Related NEA HIN Resources
- What Do You Know About Prescription Drug Abuse?
- Food Allergy Book: What School Employees Need to Know - English
- Food Allergy Book: What School Employees Need to Know - Spanish
- Bag the Junk: Improving competitive food policy to create healthier, smarter school environments
- Rx for Understanding: Preventing Prescription Drug Abuse (Grades 9-12)
At NEA Health Information Network, we believe that NEA members will best serve their students when their own physical health is in good condition. In the busy hustle and bustle of work and family commitments, physical health often gets overlooked, or in some cases even ignored, until there's a problem requiring medical attention. The resources and information in this section are designed to educate NEA members about physical health and wellness topics and to provide information about how to make school environments healthier places for NEA members and the 43 million students they serve daily.
Based on our research, the most common physical health and wellness issues affecting NEA members and the students they serve are obesity, hunger, chronic disease, infectious disease and sexual and reproductive health.
Obesity: In the United States, obesity among adults and children is at epidemic proportions. According to the Centers for Disease Control and Prevention (CDC), more than one-third of adults in the United States—over 72 million people—are obese and nearly one in three children in the U.S. are overweight or obese. In the past three decades obesity rates for adults have doubled and rates for children have tripled. Along with obesity come physical, psychological, and social consequences for both groups.
Healthy School Food: Students receive up to fifty percent of their daily calories at school, making it the ideal environment to model healthy eating habits. NEA HIN launched a website, BagtheJunk.org, to educate, mobilize, and empower members of the school community to take action to support healthy snacks and drinks sold in school a la carte lines, vending machines, stores and fundraisers. The website serves to support the federal Smart Snacks in Schools nutrition standards as well as state and local efforts to create healthy school food environments.
Chronic Disease: Many adults, as well as an increasing number of children and young adults, suffer from chronic health problems such as diabetes, heart disease, arthritis, cancer, asthma, and obesity. These diseases are common, costly and can cause major limitations to daily living. The good news is that the majority of chronic diseases are preventable through the adoption of healthy behaviors.

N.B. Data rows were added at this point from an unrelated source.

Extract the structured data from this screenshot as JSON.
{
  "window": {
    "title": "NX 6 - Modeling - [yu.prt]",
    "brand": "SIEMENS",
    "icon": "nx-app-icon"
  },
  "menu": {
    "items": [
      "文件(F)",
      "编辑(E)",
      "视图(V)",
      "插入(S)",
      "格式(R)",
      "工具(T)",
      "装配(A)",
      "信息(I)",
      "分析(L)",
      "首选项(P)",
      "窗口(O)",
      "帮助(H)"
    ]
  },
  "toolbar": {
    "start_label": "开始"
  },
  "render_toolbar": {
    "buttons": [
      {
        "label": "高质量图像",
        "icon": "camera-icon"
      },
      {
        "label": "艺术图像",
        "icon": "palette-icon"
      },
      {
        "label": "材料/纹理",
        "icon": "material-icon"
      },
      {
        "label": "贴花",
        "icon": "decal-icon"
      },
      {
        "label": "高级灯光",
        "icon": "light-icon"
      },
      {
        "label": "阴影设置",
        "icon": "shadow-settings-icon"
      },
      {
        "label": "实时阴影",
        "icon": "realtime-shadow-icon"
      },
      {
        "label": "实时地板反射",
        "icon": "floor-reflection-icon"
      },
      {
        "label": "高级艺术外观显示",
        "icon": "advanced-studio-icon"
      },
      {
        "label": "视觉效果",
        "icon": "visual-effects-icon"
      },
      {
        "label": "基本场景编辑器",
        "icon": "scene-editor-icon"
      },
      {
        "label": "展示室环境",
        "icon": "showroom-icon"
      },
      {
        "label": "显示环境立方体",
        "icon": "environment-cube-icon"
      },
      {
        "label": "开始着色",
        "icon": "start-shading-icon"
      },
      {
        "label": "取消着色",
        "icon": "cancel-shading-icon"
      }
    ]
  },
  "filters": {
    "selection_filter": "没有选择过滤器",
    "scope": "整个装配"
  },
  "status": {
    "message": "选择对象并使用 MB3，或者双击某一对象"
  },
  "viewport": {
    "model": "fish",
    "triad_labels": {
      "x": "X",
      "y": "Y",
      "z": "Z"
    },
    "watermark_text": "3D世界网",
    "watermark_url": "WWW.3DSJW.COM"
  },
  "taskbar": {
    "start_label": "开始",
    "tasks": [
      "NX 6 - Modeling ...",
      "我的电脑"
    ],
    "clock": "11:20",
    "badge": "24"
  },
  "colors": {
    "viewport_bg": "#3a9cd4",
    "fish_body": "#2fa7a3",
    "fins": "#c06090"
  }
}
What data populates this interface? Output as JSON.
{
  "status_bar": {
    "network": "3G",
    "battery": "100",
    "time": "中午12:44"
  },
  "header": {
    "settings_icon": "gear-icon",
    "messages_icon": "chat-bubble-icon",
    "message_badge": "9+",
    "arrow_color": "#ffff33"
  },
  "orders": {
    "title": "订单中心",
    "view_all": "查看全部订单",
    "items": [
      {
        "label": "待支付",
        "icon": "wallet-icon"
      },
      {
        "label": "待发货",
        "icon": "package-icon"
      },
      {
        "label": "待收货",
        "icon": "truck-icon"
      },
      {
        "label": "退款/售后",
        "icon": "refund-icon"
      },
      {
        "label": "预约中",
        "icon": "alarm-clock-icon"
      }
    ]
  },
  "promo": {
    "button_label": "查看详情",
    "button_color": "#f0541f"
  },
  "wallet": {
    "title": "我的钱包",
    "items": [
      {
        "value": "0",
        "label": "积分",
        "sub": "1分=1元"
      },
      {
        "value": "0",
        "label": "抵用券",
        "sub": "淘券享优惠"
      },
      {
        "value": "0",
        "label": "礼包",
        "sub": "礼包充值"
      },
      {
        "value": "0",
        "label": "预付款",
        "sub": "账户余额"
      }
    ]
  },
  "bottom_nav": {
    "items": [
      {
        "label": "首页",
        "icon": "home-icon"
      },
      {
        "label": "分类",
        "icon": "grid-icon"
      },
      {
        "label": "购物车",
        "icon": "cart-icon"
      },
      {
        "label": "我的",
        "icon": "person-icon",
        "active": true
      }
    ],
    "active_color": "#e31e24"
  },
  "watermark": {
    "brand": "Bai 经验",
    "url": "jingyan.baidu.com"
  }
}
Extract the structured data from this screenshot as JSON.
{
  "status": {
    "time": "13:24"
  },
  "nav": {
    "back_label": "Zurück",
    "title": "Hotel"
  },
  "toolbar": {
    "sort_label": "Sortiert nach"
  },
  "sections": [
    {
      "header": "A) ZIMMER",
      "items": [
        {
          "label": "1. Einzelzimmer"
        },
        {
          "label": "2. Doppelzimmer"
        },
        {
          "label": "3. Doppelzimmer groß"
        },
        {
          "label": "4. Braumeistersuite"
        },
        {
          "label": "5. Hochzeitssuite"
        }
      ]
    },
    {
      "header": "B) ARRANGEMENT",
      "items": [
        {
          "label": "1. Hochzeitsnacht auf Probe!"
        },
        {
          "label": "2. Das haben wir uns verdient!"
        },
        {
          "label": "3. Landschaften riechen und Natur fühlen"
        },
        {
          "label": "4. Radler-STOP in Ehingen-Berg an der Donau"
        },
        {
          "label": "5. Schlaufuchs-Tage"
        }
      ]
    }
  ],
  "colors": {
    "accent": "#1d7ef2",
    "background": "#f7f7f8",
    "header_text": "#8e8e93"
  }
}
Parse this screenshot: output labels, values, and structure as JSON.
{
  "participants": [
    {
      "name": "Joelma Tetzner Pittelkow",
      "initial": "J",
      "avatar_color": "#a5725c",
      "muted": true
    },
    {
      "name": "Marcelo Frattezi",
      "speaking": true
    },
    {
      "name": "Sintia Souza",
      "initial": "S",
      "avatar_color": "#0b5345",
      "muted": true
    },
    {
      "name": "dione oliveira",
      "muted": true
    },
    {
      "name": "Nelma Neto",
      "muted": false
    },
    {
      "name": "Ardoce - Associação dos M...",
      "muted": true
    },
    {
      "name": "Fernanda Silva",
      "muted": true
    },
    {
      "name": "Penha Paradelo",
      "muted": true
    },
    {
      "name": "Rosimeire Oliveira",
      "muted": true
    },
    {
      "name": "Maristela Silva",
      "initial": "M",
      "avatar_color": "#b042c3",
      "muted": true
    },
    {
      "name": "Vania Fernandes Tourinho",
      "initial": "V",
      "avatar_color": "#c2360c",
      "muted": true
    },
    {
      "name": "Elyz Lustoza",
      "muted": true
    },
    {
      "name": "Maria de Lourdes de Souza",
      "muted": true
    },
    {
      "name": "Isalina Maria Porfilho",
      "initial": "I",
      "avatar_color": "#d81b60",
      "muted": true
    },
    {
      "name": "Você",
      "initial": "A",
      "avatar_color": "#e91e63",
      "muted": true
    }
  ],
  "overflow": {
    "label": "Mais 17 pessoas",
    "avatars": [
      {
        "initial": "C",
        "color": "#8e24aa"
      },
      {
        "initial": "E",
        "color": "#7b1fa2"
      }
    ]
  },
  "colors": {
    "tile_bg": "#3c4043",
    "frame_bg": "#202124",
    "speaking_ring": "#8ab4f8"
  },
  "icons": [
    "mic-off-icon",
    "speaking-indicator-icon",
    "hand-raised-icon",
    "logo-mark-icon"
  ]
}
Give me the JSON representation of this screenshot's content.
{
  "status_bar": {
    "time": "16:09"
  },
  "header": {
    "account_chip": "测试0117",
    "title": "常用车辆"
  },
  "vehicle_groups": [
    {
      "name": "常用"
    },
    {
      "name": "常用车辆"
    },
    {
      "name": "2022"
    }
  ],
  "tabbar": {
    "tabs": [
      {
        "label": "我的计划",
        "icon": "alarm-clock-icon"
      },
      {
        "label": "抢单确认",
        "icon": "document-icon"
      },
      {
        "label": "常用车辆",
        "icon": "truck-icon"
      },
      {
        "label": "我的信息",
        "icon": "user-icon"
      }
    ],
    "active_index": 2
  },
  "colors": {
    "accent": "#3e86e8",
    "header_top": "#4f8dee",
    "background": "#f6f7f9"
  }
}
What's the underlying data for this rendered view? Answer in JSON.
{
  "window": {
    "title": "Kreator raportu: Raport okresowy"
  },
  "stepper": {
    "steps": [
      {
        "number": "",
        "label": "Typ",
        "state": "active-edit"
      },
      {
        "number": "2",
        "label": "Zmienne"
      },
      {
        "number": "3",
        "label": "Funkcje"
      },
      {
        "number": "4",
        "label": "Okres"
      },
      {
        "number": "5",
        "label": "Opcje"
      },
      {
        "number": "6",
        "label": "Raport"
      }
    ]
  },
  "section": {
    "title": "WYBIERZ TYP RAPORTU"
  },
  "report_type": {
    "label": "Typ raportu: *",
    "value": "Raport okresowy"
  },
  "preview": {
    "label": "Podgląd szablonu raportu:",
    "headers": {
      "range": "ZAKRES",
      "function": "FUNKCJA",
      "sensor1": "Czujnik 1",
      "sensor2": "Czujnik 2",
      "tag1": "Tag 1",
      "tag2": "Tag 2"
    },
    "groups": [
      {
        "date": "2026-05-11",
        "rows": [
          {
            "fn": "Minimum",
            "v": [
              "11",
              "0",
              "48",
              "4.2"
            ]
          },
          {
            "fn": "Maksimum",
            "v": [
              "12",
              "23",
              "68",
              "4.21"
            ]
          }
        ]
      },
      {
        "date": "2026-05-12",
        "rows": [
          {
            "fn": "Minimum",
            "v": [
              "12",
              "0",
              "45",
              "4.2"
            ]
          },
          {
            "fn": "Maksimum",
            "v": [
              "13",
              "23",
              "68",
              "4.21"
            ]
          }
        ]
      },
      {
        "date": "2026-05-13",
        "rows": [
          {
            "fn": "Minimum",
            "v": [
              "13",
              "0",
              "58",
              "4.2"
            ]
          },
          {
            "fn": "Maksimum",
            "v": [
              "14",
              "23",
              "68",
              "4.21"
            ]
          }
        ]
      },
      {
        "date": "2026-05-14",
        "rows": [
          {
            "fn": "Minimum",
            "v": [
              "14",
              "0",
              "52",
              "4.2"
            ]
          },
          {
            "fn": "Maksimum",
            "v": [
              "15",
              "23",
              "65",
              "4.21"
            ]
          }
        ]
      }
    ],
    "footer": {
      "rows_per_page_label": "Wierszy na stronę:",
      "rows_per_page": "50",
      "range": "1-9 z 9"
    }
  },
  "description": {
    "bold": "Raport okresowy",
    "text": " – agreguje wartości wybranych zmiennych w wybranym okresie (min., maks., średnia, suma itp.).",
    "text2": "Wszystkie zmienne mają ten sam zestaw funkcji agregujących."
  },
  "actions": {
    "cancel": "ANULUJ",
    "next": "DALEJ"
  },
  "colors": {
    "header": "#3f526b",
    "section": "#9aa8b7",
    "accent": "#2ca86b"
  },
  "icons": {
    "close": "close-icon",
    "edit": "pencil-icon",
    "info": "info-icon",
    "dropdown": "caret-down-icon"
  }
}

Hunger: While seemingly a paradox to the increasing rate of obesity in the U.S., hunger is also on the rise. In 2012, 14.5 percent of households – 49 million people – were food insecure at some point during that year (i.e. having limited or uncertain access to nutritious, safe foods necessary to lead a healthy lifestyle), including 15.9 million children. That’s 1 in 5 kids who struggle with hunger in the United States. Because children spend the majority of their time at school, the school environment is an ideal venue to identify and address childhood hunger issues through programs like Breakfast in the Classroom.
Infectious Disease: Schools bring together, in close proximity, 53 million students and six million adults each day. By their very nature—shared equipment, supplies and space— schools foster the spread of germs and infectious diseases. This section provides information on the most common types of infectious disease in the school environment, including influenza, MRSA, norovirus, blood borne disease, and sexually transmitted diseases (STD) and resources for infectious disease prevention.
Sexual and Reproductive Health: Schools are an optimal location to educate children and young adults about the risks of sexually transmitted diseases and teen pregnancy. Each year there are approximately 19 million new sexually transmitted disease (STD) infections, about half of which are contracted by males and females aged 15-24. In addition, approximately 750,000 teenage girls become pregnant each year. This section offers resources and information on the most common sexual transmitted diseases (STDs) and teen pregnancy prevention.